- _What you need to do_
In the entries below, identify every line with the string "circle" and copy it.

- _Input data_

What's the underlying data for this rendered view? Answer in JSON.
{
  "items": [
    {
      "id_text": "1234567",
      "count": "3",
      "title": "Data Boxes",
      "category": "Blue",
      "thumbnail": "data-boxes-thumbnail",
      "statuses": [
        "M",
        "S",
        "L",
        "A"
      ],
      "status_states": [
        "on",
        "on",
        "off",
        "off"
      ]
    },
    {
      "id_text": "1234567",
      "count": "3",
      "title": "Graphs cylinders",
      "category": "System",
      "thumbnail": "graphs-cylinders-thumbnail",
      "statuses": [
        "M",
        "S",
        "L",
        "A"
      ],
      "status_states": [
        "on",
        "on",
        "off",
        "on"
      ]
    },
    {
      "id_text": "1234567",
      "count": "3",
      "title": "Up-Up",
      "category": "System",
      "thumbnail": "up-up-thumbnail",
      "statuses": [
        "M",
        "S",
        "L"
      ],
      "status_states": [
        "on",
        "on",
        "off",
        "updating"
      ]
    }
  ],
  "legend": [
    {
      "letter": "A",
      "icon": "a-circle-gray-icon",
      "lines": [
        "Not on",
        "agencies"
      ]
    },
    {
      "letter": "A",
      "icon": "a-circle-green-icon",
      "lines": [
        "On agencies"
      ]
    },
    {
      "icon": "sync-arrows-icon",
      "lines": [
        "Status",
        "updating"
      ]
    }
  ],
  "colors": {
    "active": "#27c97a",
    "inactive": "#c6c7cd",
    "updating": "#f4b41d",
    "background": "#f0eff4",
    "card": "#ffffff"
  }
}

- _Result_
      "icon": "a-circle-gray-icon",
      "icon": "a-circle-green-icon",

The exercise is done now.